> [Working data]
════════════════════

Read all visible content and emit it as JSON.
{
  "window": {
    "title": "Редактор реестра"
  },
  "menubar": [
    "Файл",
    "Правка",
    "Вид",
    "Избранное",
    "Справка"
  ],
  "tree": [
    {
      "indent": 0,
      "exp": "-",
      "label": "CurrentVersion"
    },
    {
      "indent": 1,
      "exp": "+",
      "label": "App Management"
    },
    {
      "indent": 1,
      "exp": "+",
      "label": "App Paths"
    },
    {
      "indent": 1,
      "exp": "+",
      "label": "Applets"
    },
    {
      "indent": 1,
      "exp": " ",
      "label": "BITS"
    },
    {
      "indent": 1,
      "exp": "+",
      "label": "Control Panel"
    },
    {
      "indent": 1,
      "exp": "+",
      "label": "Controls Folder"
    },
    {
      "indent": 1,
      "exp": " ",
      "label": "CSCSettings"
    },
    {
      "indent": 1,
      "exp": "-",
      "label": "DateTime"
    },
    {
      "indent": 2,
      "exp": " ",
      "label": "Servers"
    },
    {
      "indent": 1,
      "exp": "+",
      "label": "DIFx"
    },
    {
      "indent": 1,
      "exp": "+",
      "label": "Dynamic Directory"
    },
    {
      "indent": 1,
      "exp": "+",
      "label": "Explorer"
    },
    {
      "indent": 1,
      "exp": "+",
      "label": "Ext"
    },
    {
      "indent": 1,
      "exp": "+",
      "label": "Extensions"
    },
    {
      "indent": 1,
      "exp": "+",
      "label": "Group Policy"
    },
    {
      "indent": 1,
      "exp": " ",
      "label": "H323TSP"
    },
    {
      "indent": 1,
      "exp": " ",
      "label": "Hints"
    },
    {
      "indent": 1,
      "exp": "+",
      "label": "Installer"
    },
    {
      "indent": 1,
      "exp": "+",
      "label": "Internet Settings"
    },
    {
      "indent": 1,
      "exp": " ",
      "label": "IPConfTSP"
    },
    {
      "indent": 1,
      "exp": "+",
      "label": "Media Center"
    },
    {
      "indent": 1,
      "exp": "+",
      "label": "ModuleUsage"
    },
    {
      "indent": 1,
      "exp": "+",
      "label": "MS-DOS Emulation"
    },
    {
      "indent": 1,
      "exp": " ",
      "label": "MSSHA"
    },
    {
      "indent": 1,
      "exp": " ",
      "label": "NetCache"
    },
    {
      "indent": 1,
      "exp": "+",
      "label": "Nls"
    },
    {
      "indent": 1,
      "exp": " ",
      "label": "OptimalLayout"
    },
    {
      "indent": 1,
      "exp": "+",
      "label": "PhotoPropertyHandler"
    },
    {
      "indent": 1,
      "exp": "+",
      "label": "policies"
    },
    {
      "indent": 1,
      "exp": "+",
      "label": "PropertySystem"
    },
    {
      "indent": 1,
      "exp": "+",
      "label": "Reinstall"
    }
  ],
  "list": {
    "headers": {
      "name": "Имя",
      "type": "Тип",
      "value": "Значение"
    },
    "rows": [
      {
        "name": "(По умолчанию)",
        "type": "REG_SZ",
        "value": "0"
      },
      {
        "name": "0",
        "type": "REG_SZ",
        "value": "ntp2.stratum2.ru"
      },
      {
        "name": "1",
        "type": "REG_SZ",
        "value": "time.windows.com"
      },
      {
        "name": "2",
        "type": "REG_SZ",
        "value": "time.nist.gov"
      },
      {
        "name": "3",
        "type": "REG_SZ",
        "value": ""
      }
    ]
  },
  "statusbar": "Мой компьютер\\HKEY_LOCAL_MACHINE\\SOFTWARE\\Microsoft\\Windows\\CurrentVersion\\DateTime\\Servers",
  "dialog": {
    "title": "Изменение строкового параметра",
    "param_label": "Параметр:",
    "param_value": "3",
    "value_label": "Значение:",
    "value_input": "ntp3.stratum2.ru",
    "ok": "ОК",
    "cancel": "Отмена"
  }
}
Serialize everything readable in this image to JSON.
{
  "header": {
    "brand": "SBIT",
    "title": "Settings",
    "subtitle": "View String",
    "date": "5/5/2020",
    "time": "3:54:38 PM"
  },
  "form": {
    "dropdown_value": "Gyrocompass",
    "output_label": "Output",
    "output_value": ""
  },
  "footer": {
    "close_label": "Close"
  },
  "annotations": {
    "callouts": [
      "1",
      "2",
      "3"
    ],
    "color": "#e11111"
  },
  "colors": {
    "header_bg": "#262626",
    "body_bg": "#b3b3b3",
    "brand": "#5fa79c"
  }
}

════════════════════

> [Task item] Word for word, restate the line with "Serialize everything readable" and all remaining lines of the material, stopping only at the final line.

> [Result]
Serialize everything readable in this image to JSON.
{
  "header": {
    "brand": "SBIT",
    "title": "Settings",
    "subtitle": "View String",
    "date": "5/5/2020",
    "time": "3:54:38 PM"
  },
  "form": {
    "dropdown_value": "Gyrocompass",
    "output_label": "Output",
    "output_value": ""
  },
  "footer": {
    "close_label": "Close"
  },
  "annotations": {
    "callouts": [
      "1",
      "2",
      "3"
    ],
    "color": "#e11111"
  },
  "colors": {
    "header_bg": "#262626",
    "body_bg": "#b3b3b3",
    "brand": "#5fa79c"
  }
}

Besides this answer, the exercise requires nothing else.